* Activity *
Return the data word for word. Pictures are to be omitted.

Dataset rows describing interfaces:
══════════════════════════════

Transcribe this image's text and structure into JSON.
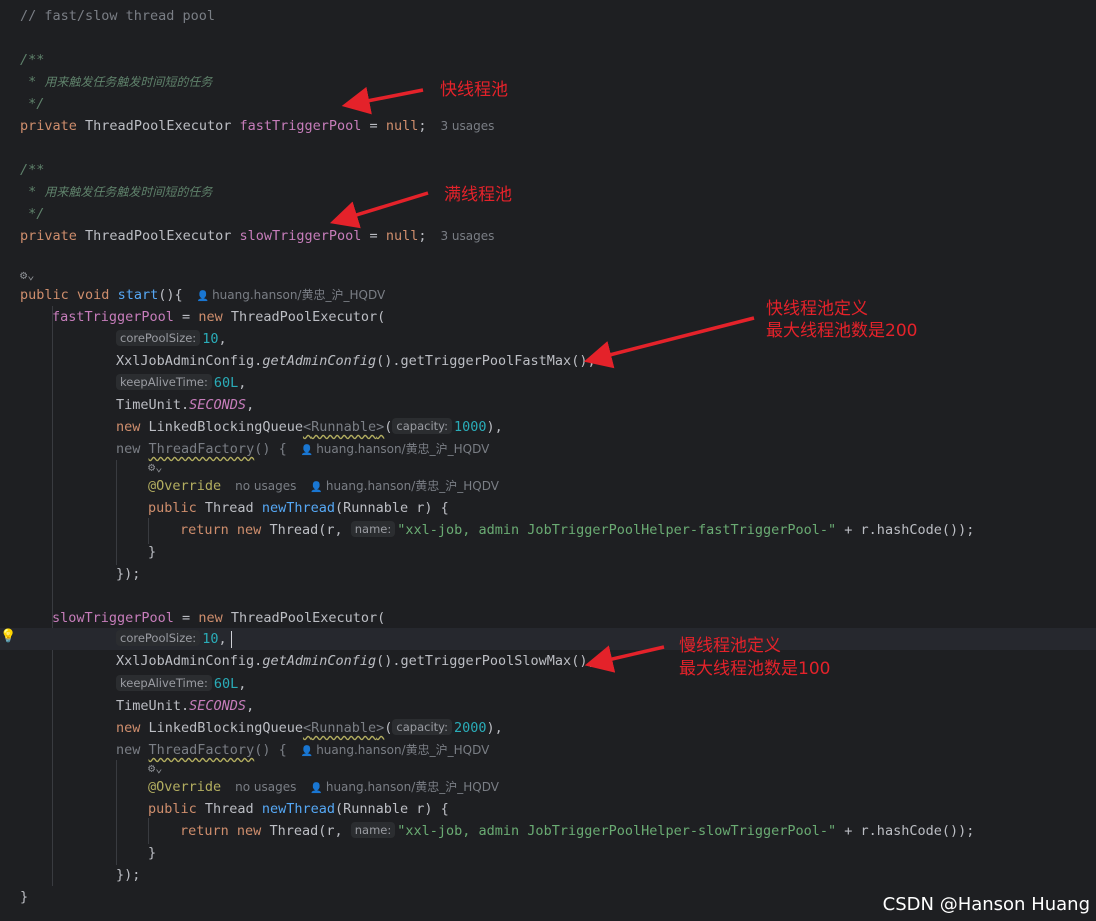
{
  "code": {
    "pool_comment": "// fast/slow thread pool",
    "doc_open": "/**",
    "doc_star": " * ",
    "doc_close": " */",
    "doc_text_fast": "用来触发任务触发时间短的任务",
    "doc_text_slow": "用来触发任务触发时间短的任务",
    "kw_private": "private",
    "type_executor": "ThreadPoolExecutor",
    "field_fast": "fastTriggerPool",
    "field_slow": "slowTriggerPool",
    "assign": " = ",
    "kw_null": "null",
    "semi": ";",
    "usages": "3 usages",
    "kw_public": "public",
    "kw_void": "void",
    "method_start": "start",
    "start_parens": "(){",
    "author": "huang.hanson/黄忠_沪_HQDV",
    "kw_new": "new",
    "paren_open": "(",
    "hint_core": "corePoolSize:",
    "val_core": "10",
    "comma": ",",
    "config_class": "XxlJobAdminConfig.",
    "get_admin_config": "getAdminConfig",
    "empty_parens": "()",
    "get_fast_max": ".getTriggerPoolFastMax",
    "get_slow_max": ".getTriggerPoolSlowMax",
    "close_paren_comma": "(),",
    "hint_keep_alive": "keepAliveTime:",
    "val_keep_alive": "60L",
    "time_unit": "TimeUnit.",
    "seconds": "SECONDS",
    "queue_class": "LinkedBlockingQueue",
    "generic_open": "<",
    "runnable": "Runnable",
    "generic_close": ">",
    "hint_capacity": "capacity:",
    "val_capacity_fast": "1000",
    "val_capacity_slow": "2000",
    "close_comma": "),",
    "thread_factory": "ThreadFactory",
    "brace_open": " {",
    "override": "@Override",
    "no_usages": "no usages",
    "type_thread": "Thread",
    "new_thread": "newThread",
    "param_runnable": "Runnable r",
    "kw_return": "return",
    "r_comma": "r, ",
    "hint_name": "name:",
    "str_fast": "\"xxl-job, admin JobTriggerPoolHelper-fastTriggerPool-\"",
    "str_slow": "\"xxl-job, admin JobTriggerPoolHelper-slowTriggerPool-\"",
    "plus_hash": " + r.hashCode",
    "end_call": "());",
    "brace_close": "}",
    "close_factory": "});"
  },
  "annotations": {
    "fast_pool": "快线程池",
    "slow_pool": "满线程池",
    "fast_def_line1": "快线程池定义",
    "fast_def_line2": "最大线程池数是200",
    "slow_def_line1": "慢线程池定义",
    "slow_def_line2": "最大线程池数是100"
  },
  "watermark": "CSDN @Hanson Huang",
  "icons": {
    "ai_assistant": "ai-assistant-icon",
    "user": "user-icon",
    "bulb": "lightbulb-icon"
  },
  "colors": {
    "background": "#1e1f22",
    "keyword": "#cf8e6d",
    "field": "#c77dbb",
    "number": "#2aacb8",
    "string": "#6aab73",
    "method": "#56a8f5",
    "annotation_red": "#e4222a"
  }
}
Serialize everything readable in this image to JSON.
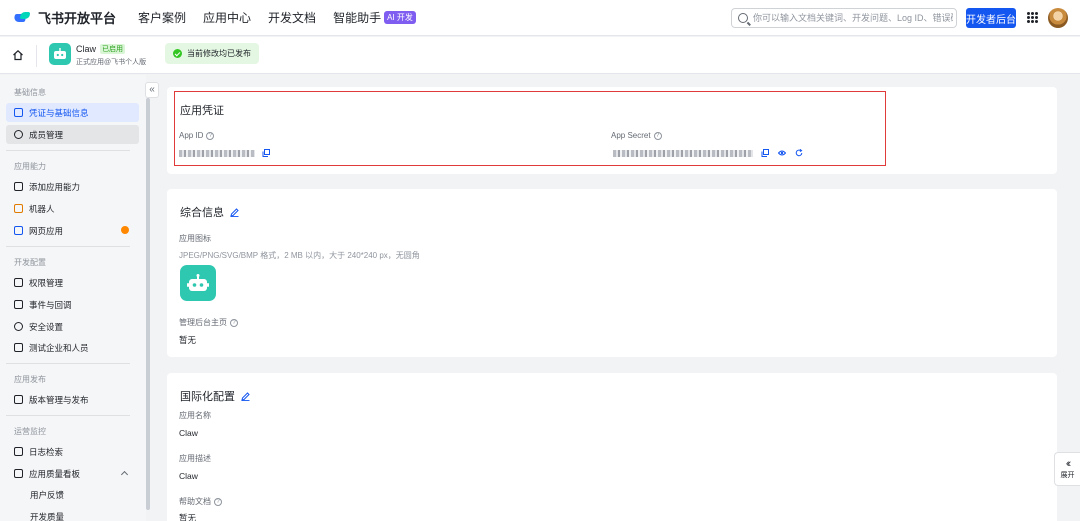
{
  "topnav": {
    "brand": "飞书开放平台",
    "links": [
      "客户案例",
      "应用中心",
      "开发文档",
      "智能助手"
    ],
    "ai_badge": "AI 开发",
    "search_placeholder": "你可以输入文档关键词、开发问题、Log ID、错误码",
    "dev_button": "开发者后台"
  },
  "subhead": {
    "app_name": "Claw",
    "app_status": "已启用",
    "app_subtitle": "正式应用@飞书个人版",
    "toast": "当前修改均已发布"
  },
  "sidebar": {
    "groups": {
      "basic": "基础信息",
      "ability": "应用能力",
      "dev": "开发配置",
      "release": "应用发布",
      "ops": "运营监控"
    },
    "items": {
      "credentials": "凭证与基础信息",
      "members": "成员管理",
      "add_ability": "添加应用能力",
      "bot": "机器人",
      "webapp": "网页应用",
      "permissions": "权限管理",
      "events": "事件与回调",
      "security": "安全设置",
      "test_company": "测试企业和人员",
      "version": "版本管理与发布",
      "logs": "日志检索",
      "quality": "应用质量看板",
      "feedback": "用户反馈",
      "dev_quality": "开发质量"
    },
    "expand_label": "展开"
  },
  "credentials_card": {
    "title": "应用凭证",
    "app_id_label": "App ID",
    "app_secret_label": "App Secret"
  },
  "general_card": {
    "title": "综合信息",
    "icon_label": "应用图标",
    "icon_hint": "JPEG/PNG/SVG/BMP 格式，2 MB 以内，大于 240*240 px，无圆角",
    "homepage_label": "管理后台主页",
    "homepage_value": "暂无"
  },
  "i18n_card": {
    "title": "国际化配置",
    "name_label": "应用名称",
    "name_value": "Claw",
    "desc_label": "应用描述",
    "desc_value": "Claw",
    "help_label": "帮助文档",
    "help_value": "暂无"
  },
  "colors": {
    "primary": "#1456f0",
    "app_teal": "#2ec7b0",
    "highlight_red": "#e03a3a",
    "success": "#34c724",
    "badge_dot": "#ff8800"
  }
}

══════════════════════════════

* Your solution *
Transcribe this image's text and structure into JSON.
{
  "code": {
    "pool_comment": "// fast/slow thread pool",
    "doc_open": "/**",
    "doc_star": " * ",
    "doc_close": " */",
    "doc_text_fast": "用来触发任务触发时间短的任务",
    "doc_text_slow": "用来触发任务触发时间短的任务",
    "kw_private": "private",
    "type_executor": "ThreadPoolExecutor",
    "field_fast": "fastTriggerPool",
    "field_slow": "slowTriggerPool",
    "assign": " = ",
    "kw_null": "null",
    "semi": ";",
    "usages": "3 usages",
    "kw_public": "public",
    "kw_void": "void",
    "method_start": "start",
    "start_parens": "(){",
    "author": "huang.hanson/黄忠_沪_HQDV",
    "kw_new": "new",
    "paren_open": "(",
    "hint_core": "corePoolSize:",
    "val_core": "10",
    "comma": ",",
    "config_class": "XxlJobAdminConfig.",
    "get_admin_config": "getAdminConfig",
    "empty_parens": "()",
    "get_fast_max": ".getTriggerPoolFastMax",
    "get_slow_max": ".getTriggerPoolSlowMax",
    "close_paren_comma": "(),",
    "hint_keep_alive": "keepAliveTime:",
    "val_keep_alive": "60L",
    "time_unit": "TimeUnit.",
    "seconds": "SECONDS",
    "queue_class": "LinkedBlockingQueue",
    "generic_open": "<",
    "runnable": "Runnable",
    "generic_close": ">",
    "hint_capacity": "capacity:",
    "val_capacity_fast": "1000",
    "val_capacity_slow": "2000",
    "close_comma": "),",
    "thread_factory": "ThreadFactory",
    "brace_open": " {",
    "override": "@Override",
    "no_usages": "no usages",
    "type_thread": "Thread",
    "new_thread": "newThread",
    "param_runnable": "Runnable r",
    "kw_return": "return",
    "r_comma": "r, ",
    "hint_name": "name:",
    "str_fast": "\"xxl-job, admin JobTriggerPoolHelper-fastTriggerPool-\"",
    "str_slow": "\"xxl-job, admin JobTriggerPoolHelper-slowTriggerPool-\"",
    "plus_hash": " + r.hashCode",
    "end_call": "());",
    "brace_close": "}",
    "close_factory": "});"
  },
  "annotations": {
    "fast_pool": "快线程池",
    "slow_pool": "满线程池",
    "fast_def_line1": "快线程池定义",
    "fast_def_line2": "最大线程池数是200",
    "slow_def_line1": "慢线程池定义",
    "slow_def_line2": "最大线程池数是100"
  },
  "watermark": "CSDN @Hanson Huang",
  "icons": {
    "ai_assistant": "ai-assistant-icon",
    "user": "user-icon",
    "bulb": "lightbulb-icon"
  },
  "colors": {
    "background": "#1e1f22",
    "keyword": "#cf8e6d",
    "field": "#c77dbb",
    "number": "#2aacb8",
    "string": "#6aab73",
    "method": "#56a8f5",
    "annotation_red": "#e4222a"
  }
}
Serialize everything readable in this image to JSON.
{
  "topnav": {
    "brand": "飞书开放平台",
    "links": [
      "客户案例",
      "应用中心",
      "开发文档",
      "智能助手"
    ],
    "ai_badge": "AI 开发",
    "search_placeholder": "你可以输入文档关键词、开发问题、Log ID、错误码",
    "dev_button": "开发者后台"
  },
  "subhead": {
    "app_name": "Claw",
    "app_status": "已启用",
    "app_subtitle": "正式应用@飞书个人版",
    "toast": "当前修改均已发布"
  },
  "sidebar": {
    "groups": {
      "basic": "基础信息",
      "ability": "应用能力",
      "dev": "开发配置",
      "release": "应用发布",
      "ops": "运营监控"
    },
    "items": {
      "credentials": "凭证与基础信息",
      "members": "成员管理",
      "add_ability": "添加应用能力",
      "bot": "机器人",
      "webapp": "网页应用",
      "permissions": "权限管理",
      "events": "事件与回调",
      "security": "安全设置",
      "test_company": "测试企业和人员",
      "version": "版本管理与发布",
      "logs": "日志检索",
      "quality": "应用质量看板",
      "feedback": "用户反馈",
      "dev_quality": "开发质量"
    },
    "expand_label": "展开"
  },
  "credentials_card": {
    "title": "应用凭证",
    "app_id_label": "App ID",
    "app_secret_label": "App Secret"
  },
  "general_card": {
    "title": "综合信息",
    "icon_label": "应用图标",
    "icon_hint": "JPEG/PNG/SVG/BMP 格式，2 MB 以内，大于 240*240 px，无圆角",
    "homepage_label": "管理后台主页",
    "homepage_value": "暂无"
  },
  "i18n_card": {
    "title": "国际化配置",
    "name_label": "应用名称",
    "name_value": "Claw",
    "desc_label": "应用描述",
    "desc_value": "Claw",
    "help_label": "帮助文档",
    "help_value": "暂无"
  },
  "colors": {
    "primary": "#1456f0",
    "app_teal": "#2ec7b0",
    "highlight_red": "#e03a3a",
    "success": "#34c724",
    "badge_dot": "#ff8800"
  }
}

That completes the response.